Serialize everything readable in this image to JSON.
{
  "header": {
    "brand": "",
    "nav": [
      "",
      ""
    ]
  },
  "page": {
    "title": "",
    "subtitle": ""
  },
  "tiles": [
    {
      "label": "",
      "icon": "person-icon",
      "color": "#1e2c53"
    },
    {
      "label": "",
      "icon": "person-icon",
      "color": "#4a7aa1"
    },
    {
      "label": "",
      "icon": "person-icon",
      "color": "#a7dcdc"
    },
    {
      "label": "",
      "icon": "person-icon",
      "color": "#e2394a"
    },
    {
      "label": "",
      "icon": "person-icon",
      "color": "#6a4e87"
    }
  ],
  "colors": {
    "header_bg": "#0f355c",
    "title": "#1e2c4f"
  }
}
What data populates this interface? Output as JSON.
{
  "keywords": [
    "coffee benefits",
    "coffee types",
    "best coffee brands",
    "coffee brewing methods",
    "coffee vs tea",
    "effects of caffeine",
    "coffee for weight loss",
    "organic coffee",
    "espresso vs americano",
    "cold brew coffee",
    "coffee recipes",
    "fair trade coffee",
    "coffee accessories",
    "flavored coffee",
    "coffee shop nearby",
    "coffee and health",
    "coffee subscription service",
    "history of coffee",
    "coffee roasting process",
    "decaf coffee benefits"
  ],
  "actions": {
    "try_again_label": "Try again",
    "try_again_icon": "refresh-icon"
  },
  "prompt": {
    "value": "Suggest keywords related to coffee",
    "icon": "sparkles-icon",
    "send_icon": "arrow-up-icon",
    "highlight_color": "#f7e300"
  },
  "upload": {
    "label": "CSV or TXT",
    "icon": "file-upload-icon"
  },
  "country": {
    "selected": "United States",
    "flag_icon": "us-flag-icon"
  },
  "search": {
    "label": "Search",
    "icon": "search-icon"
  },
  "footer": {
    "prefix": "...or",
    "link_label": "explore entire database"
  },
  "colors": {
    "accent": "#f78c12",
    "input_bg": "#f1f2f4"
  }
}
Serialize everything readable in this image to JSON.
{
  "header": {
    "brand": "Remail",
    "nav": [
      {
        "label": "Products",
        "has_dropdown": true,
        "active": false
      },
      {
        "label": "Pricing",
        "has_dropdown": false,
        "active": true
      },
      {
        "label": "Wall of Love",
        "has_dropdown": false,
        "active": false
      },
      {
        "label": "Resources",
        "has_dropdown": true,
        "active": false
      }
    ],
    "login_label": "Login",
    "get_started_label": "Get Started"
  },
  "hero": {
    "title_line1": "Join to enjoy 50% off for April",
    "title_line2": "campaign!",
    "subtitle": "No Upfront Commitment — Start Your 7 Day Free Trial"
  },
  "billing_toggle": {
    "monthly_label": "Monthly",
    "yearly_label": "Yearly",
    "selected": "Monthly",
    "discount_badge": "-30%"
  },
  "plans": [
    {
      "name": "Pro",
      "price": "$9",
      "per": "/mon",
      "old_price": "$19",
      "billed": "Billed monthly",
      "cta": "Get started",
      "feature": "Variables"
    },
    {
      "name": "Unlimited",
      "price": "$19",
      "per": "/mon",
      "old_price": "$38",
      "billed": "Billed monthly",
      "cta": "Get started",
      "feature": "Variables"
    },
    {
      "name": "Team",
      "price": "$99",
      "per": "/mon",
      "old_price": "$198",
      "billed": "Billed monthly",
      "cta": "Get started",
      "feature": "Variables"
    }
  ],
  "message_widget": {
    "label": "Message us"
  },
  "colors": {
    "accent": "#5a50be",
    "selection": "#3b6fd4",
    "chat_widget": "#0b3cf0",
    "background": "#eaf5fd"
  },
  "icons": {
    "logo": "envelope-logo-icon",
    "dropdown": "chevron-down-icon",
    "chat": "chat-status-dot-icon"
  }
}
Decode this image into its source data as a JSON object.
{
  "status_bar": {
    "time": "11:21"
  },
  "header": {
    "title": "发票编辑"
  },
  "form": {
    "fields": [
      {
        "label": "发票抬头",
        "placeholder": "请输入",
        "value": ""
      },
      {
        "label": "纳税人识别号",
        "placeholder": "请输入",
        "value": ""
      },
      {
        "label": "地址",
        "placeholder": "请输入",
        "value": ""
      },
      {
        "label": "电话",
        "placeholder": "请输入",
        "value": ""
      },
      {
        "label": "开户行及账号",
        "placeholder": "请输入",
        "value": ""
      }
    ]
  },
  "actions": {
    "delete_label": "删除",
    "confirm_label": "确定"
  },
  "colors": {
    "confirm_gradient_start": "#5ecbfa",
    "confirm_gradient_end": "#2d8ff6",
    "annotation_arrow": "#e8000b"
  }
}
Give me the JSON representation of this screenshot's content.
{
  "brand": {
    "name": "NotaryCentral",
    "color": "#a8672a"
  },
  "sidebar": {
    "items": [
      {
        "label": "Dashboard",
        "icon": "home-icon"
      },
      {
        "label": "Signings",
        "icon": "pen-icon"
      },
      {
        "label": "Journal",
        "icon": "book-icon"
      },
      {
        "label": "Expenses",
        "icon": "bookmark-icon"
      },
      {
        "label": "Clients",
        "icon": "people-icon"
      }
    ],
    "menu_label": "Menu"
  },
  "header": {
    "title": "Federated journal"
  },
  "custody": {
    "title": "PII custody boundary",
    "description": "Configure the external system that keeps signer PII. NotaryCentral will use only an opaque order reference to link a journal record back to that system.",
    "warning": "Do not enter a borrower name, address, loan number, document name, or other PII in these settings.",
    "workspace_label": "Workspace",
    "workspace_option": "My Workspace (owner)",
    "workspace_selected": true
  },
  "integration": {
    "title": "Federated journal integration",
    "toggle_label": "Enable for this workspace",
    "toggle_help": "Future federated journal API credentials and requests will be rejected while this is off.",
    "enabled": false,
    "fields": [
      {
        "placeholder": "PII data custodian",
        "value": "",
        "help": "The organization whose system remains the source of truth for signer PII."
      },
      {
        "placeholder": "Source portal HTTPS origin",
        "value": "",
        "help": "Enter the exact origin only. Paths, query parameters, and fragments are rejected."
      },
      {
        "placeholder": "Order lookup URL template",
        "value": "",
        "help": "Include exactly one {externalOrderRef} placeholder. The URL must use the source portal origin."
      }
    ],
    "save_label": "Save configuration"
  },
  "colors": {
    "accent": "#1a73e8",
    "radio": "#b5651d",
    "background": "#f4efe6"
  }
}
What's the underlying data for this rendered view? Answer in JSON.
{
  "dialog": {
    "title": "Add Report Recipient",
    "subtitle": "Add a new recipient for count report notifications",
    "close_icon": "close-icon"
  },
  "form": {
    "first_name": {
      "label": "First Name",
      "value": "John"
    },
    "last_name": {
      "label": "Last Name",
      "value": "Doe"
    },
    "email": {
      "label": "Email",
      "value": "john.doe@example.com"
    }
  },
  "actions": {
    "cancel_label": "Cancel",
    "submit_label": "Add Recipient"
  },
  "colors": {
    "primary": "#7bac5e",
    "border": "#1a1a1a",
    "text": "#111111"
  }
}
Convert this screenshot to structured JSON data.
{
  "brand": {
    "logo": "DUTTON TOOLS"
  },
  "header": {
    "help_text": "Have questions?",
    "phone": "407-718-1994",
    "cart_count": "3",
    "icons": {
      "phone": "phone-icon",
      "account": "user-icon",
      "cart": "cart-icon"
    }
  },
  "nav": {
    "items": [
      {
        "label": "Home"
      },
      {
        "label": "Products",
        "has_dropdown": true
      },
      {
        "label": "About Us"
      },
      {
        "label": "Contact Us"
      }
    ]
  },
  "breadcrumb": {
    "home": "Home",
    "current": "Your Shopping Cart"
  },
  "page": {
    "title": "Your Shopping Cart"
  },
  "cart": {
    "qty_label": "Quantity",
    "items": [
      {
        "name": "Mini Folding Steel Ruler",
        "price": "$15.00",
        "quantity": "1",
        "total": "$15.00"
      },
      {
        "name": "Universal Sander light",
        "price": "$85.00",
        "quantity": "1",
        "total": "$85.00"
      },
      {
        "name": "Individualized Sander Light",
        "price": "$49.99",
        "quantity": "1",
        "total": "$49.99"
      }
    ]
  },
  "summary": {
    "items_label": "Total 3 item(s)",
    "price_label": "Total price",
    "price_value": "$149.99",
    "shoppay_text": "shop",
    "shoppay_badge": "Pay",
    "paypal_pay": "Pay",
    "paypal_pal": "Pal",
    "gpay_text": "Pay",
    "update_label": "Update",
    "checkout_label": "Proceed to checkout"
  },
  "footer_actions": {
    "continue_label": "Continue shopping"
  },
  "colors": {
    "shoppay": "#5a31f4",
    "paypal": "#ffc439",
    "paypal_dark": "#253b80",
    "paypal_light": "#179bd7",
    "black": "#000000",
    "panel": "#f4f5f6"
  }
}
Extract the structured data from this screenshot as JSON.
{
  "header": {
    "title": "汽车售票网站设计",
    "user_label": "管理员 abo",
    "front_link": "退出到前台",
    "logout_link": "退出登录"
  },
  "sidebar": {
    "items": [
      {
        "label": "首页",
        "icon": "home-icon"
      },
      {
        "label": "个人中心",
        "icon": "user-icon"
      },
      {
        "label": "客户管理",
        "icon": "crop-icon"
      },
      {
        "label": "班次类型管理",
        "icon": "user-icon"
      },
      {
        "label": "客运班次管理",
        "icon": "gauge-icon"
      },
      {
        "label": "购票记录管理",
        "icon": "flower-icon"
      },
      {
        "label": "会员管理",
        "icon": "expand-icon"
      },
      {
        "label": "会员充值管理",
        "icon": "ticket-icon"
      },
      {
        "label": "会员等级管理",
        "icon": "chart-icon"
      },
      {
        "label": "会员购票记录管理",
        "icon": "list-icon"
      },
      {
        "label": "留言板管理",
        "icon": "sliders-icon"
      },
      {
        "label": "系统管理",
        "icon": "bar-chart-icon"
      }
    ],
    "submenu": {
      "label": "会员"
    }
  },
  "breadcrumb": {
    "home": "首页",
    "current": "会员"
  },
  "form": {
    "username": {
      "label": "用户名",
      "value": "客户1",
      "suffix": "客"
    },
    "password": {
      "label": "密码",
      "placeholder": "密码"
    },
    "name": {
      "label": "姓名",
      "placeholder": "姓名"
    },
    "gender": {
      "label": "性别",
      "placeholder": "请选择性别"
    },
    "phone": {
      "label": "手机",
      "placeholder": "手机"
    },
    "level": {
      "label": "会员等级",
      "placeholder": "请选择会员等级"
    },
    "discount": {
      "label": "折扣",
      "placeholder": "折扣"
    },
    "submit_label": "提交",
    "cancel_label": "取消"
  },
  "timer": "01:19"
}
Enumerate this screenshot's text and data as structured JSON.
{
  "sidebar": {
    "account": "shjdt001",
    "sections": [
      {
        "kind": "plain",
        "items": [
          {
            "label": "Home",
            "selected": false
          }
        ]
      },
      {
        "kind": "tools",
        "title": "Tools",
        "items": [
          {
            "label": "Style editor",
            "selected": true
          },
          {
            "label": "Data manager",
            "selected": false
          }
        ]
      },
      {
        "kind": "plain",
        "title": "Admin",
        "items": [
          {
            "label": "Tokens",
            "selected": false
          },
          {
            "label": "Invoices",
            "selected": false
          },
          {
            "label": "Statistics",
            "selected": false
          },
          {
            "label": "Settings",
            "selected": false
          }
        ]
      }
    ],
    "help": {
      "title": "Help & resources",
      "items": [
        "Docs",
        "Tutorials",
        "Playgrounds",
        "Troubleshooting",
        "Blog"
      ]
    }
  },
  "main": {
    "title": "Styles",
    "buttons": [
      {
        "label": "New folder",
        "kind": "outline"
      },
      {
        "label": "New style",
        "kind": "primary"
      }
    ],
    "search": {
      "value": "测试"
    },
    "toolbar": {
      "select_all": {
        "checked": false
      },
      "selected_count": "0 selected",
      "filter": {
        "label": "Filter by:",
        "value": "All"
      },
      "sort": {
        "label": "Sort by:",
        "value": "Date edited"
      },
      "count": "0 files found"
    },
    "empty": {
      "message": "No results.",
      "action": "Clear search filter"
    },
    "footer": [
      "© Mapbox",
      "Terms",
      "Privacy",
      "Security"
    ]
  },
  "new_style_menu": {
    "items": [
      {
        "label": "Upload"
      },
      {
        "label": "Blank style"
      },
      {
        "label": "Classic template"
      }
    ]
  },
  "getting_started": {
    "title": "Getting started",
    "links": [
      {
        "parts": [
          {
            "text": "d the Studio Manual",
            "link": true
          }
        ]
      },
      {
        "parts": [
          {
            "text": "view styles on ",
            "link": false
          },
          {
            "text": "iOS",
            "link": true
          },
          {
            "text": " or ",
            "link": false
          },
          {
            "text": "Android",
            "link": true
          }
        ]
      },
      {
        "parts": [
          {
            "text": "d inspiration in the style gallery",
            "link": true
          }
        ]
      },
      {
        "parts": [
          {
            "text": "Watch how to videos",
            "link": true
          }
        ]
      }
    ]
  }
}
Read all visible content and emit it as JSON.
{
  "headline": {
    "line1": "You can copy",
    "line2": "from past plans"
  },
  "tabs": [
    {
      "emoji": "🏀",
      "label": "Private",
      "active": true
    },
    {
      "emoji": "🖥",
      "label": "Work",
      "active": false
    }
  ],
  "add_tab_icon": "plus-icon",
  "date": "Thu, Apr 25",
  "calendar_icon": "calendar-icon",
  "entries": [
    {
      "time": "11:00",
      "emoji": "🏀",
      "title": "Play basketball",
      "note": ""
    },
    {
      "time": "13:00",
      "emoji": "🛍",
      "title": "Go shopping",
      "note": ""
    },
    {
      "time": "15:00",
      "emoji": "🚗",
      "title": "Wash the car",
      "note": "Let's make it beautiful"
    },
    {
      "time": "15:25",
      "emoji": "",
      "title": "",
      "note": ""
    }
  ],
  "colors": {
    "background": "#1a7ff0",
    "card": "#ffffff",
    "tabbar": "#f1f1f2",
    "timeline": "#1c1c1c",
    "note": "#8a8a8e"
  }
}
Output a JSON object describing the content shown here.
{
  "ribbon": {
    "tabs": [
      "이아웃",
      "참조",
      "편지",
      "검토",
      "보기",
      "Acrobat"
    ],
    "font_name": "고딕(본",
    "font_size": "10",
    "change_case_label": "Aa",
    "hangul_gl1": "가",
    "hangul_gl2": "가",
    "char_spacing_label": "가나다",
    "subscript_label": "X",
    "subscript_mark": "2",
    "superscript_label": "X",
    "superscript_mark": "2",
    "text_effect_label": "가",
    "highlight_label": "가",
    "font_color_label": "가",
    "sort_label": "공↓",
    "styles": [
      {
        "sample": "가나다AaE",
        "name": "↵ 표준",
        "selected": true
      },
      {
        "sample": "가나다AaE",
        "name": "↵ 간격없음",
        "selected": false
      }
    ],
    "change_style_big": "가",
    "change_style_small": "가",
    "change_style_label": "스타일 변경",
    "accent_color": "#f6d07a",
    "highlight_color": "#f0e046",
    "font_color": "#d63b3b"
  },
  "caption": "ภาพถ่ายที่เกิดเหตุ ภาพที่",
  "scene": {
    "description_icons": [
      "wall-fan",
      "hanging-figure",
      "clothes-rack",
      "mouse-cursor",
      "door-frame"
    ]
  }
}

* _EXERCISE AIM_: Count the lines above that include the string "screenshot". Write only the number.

* _RESPONSE TO THIS EXERCISE_: 4